Now the shelter is on track to open within a couple of weeks, at the cost of about $2 million. The timing couldn’t be more critical. There are at least 196 confirmed cases of COVID-19 and one death in the county’s homeless population, a disease that’s two to three times more deadly for people experiencing homelessness than the general population.
If the Bellflower timeline sticks, it will open two months before a homeless shelter in Los Feliz for which planning started 27 months ago. An $8.5 million shelter in Venice Beach opened in February, taking nearly two years. Both were beleaguered by lawsuits from neighbors.
The settlement that Bellflower joined is buffering the city from those types of lawsuits.
“What the judge has committed to is that he would claim jurisdiction to any lawsuit filed regarding the settlement and that Bellflower would be insulated from such litigation as long as we follow the guidelines in the agreement,” Stewart says.
That doesn’t mean Bellflower residents never got fired up about the plans, the mayor says.
At one City Council meeting in December, “the fever pitch was extremely high,” he says. “There were bad words, name calling, getting up to our faces, literally almost touching nose to nose.”
A similar federal lawsuit to Orange County’s is playing out in Los Angeles and is heading toward a settlement. One of the biggest issues in the case is finding housing as soon as possible for people living on the streets. In the face of a deadly pandemic, that’s never been as pressing as it is now.
U.S. District Court Judge David O. Carter—the same judge who oversaw the Orange County case—has indicated in court records that his priority is to help the city of Los Angeles and Los Angeles County come up with ways to provide “immediate access to shelter.” There are a few ways to do that. Homeless advocates have staged stunts and demonstrations to pressure LA Mayor Eric Garcetti to commandeer thousands more hotel rooms. Whatever the solution, everyone agrees: It must happen now, and it’s not happening fast enough.
Bellflower has the advantage of being a smaller city; plans can be vetted and approved more quickly. It has a population of 77,131 and covers just 6.1 square miles (the city of Los Angeles stretches for 502.7 square miles). Still, its shelter won’t go down as the fastest shelter ever built in LA.
In March, the county opened a temporary 40-bed shelter in a former health clinic in San Pedro, a project that only took six weeks to build once plans were approved. Also in March, Garcetti announced plans to reopen 42 recreation centers that had been shuttered during the coronavirus outbreak as temporary shelters. But within about a week, that number was slashed because of social distancing requirements: 24 are now open, with beds for 988 people. An estimated 11,177 people live in vehicles, tents, and makeshift shelters in the city of Los Angeles.

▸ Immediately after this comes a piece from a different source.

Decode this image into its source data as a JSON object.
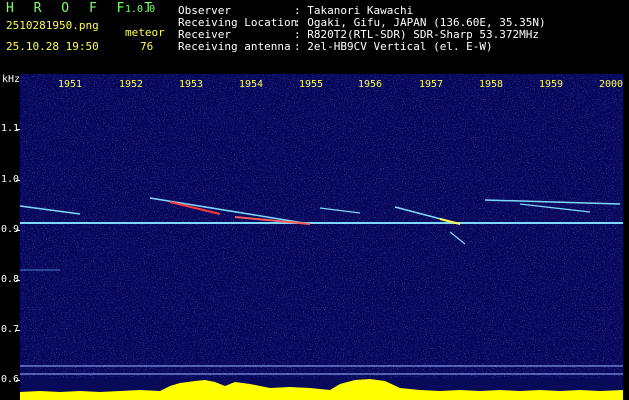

Bohn says the Bellflower mayor and the other elected leaders deserve a lot of credit for joining the lawsuit. “What Judge Carter is doing that’s so phenomenal is forcing cities to deal with the issue,” he says. “There was a burning desire to respond quickly. And this is the perfect time to speed these things up.”